A spokesman for Clinton's Senate office, Philippe Reines, told ABC News that no one from Clinton's Senate office, her campaign, or from the office of former President Clinton have had any contact with the University of Arkansas about delaying the release of the Diane Blair papers.
"It's not a conspiracy," Dillard told ABC News. No representative of the Clintons has been in touch with the Library, he said. "No, absolutely not. No political campaign has been in touch with us. Nor have any individuals been in touch with us asking us to do anything different from what we would normally do."
The library newsletter indicated that two years ago Jones had extra help in processing the papers.
"Visitors to the Library's Special Collections Department might notice two students working diligently processing the papers of the late Professor Diane Blair," wrote the University Of Arkansas Library Newsletter in 2005. "These students are the first two Diane Blair Interns appointed by the University Honors College in a collaborative venture with the University Libraries."
Intern Lindley Carruth Shedd "commented that she finds her work in the Blair papers fascinating, and she believes the Blair collection "will be a great resource to those who want to study women's issues, state politics, or Bill and Hillary Clinton."
Two biographies of Clinton released this year and criticized by the Clinton campaign -- Jeff Gerth and Don Van Natta Jr.'s "Her Way" and Carl Bernstein's "A Woman In Charge" -- reported on the Blair papers as a treasure trove of information about the 1992 Clinton campaign.
Blair's "questions, based on extensive preparation," wrote Gerth and Van Natta, "elicited candid remarks from aides who trusted her. She chronicled the highs and lows of a dogged campaign and quickly generated a mountain of insightful information.
In the end, she compiled her lengthy report -- the introduction alone numbered thirty pages -- into 'big bound volumes.'" Bernstein was able to interview Blair before her death and see the papers.
Dillard said he did not know when the Blair Papers would be made available, and he said the Library would not release her 1992 report separately since it was not customary.
"We always open a collection in its entirety because individual component parts do not always make sense," he said.

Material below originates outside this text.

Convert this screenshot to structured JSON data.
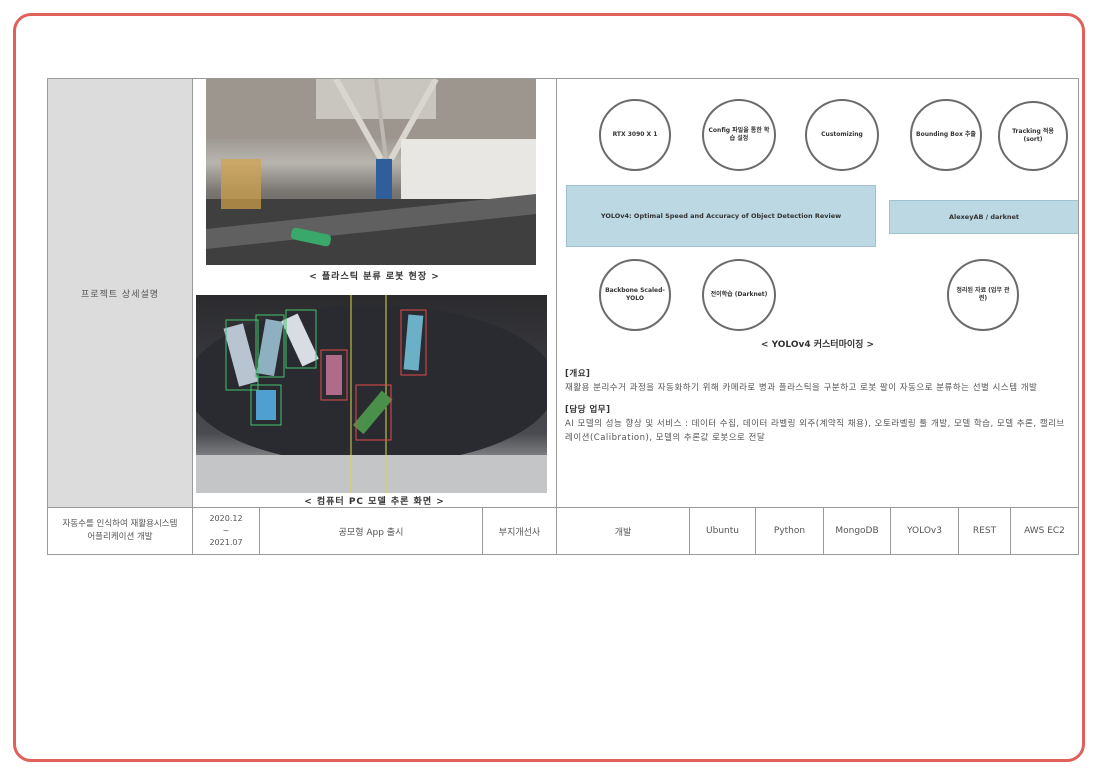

Despite Clinton's suggestions that she would support a more transparent government as President, Newsweek first reported, that in November 2002 former President Bill Clinton specifically requested that the Archives "consider for withholding" various "confidential communications" including those pertaining to "sensitive policy, personal or political" matters as well as "communications directly between the President and First Lady, and their families, unless routine in nature."
The term "withhold" is a term of art relating to presidential papers not necessarily meaning that the papers be kept from the public, but rather that they be reviewed before release.
Historians have complained that while the decision of what to release is ultimately up to the National Archives, Clinton's letter at the very least doesn't expedite the process and may even be delaying it, though the former President disputes that.